I've learned that it make sense to get fully repaired and powered as the last act before leaving the base, so you start the next one in top form. While getting repaired, it also makes sense to sell any maps, passwords, and other messages since they disappear anyway and (for whatever reason) the shopkeepers pay a lot for them.
|Yes, pay me lots of money for a worthless piece of paper. You can't take it with you.|
A lot of miscellaneous notes:
- Even when my droids are fully healed, they're down 2 hit points.
- Most levels have maps that you can view to get a sense of the entire level. I haven't had to create my own maps--yet.
|The current level, with the local automap turned on above it.|
- When enemies die, they explode into a red mist--even the robots. If you step forward quickly after they die, you see the mist around you, which is kind of disgusting. The interesting thing is that a couple times, I've come up a ladder into red mist. I suspect this game is like Chaos Strikes Back in that two entities can't occupy the same space, and if any enemy happens to be in the square above when you ascend a ladder, he automatically dies.
- The outdoor areas on the planets are getting larger, making it harder to find the base entrance after landing--and harder to find the landing craft when running out of the exploding base at the end. There isn't much else to do in the outdoor areas except fight occasional dinosaurs and lizards.
|Local denizens block my flight back to my lander.|
- What I took for "fire" in the outdoor areas turns out to be harmless grass that you can walk through just fine.
|My color-blindness hurts me again.|
- The combination doors are just stupid. Yes, I found some dice that help me with the internal ones. The external ones are just trial and error. What's the point?
- The sound in the game is pretty good. Combat sound effects vary depending on the type of weapon used and damage inflicted. There are decent environmental sounds for things like doors and elevators. I don't turn it off.
- What good is the "sleep" button? I haven't run into any time-sensitive events yet, and sleeping doesn't cause the droids to heal.
I keep making three annoying mistakes:

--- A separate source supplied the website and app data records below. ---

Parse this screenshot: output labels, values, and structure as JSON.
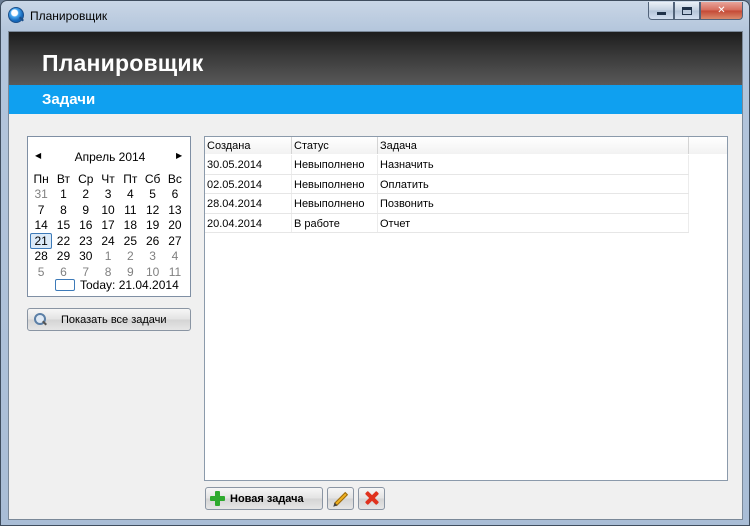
{
  "window": {
    "title": "Планировщик",
    "controls": {
      "minimize": "minimize-icon",
      "maximize": "maximize-icon",
      "close": "✕"
    }
  },
  "header": {
    "title": "Планировщик"
  },
  "subheader": {
    "title": "Задачи"
  },
  "calendar": {
    "month": "Апрель 2014",
    "prev": "◀",
    "next": "▶",
    "weekdays": [
      "Пн",
      "Вт",
      "Ср",
      "Чт",
      "Пт",
      "Сб",
      "Вс"
    ],
    "weeks": [
      [
        "31",
        "1",
        "2",
        "3",
        "4",
        "5",
        "6"
      ],
      [
        "7",
        "8",
        "9",
        "10",
        "11",
        "12",
        "13"
      ],
      [
        "14",
        "15",
        "16",
        "17",
        "18",
        "19",
        "20"
      ],
      [
        "21",
        "22",
        "23",
        "24",
        "25",
        "26",
        "27"
      ],
      [
        "28",
        "29",
        "30",
        "1",
        "2",
        "3",
        "4"
      ],
      [
        "5",
        "6",
        "7",
        "8",
        "9",
        "10",
        "11"
      ]
    ],
    "selected_day": "21",
    "today_label": "Today: 21.04.2014"
  },
  "sidebar": {
    "show_all_label": "Показать все задачи"
  },
  "tasks": {
    "columns": [
      "Создана",
      "Статус",
      "Задача",
      ""
    ],
    "rows": [
      {
        "created": "30.05.2014",
        "status": "Невыполнено",
        "task": "Назначить"
      },
      {
        "created": "02.05.2014",
        "status": "Невыполнено",
        "task": "Оплатить"
      },
      {
        "created": "28.04.2014",
        "status": "Невыполнено",
        "task": "Позвонить"
      },
      {
        "created": "20.04.2014",
        "status": "В работе",
        "task": "Отчет"
      }
    ]
  },
  "toolbar": {
    "new_task_label": "Новая задача"
  },
  "colors": {
    "accent": "#0fa0f0",
    "header_dark": "#2a2a2a",
    "add_green": "#2eaa2e",
    "delete_red": "#e0321e"
  }
}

- Walking into walls. Sometimes it's because I'm panicking while fleeing enemies, but a lot of the time I just--I don't know--hit the "forward" key one time too many when strolling down a corridor. Running into the wall does a couple points of damage.
- Buying or repairing stuff in shops means putting your stack of gold in the shopkeeper's hand so he can deduct the costs from it. I keep accidentally leaving it there. Fortunately, he still has it when you return later.
|Fixing a droid. There's a better-than-average chance I'll forget to take that pile of gold before I leave.|
- Many of the walls have little cubicles that, when opened, reveal gold or other goodies. But many of them also open nearby walls and release enemies to attack. I keep opening the panels and getting into fights with the released enemies, then forgetting to take the goodies after the enemies are dead.
One thing that I particularly don't like about Captive is that it seems to be determinate--a closed system--when it comes to both the economy and experience. None of the bases, unlike Dungeon Master, seem to have areas where creatures respawn, meaning that both the amount of experience and gold are fixed. I guess technically you could land on random planets and fight outdoor enemies for both experience and gold, but you don't get very much for this. I rather prefer games where I can grind if it turns out I made a mistake with my finances or my allocation of skill points.
In determinate games, it's hard to feel like leveling and character development aren't something of an illusion. In reality, you get just enough skill and equipment in each base to have a modest chance of successfully completing the next one. You're not growing in any real sense.
Anyway, I'm about one-third done, so I guess I'll try to see it to the end. ROT-13'd hints on anything I have wrong, or anything I haven't been doing, are welcome.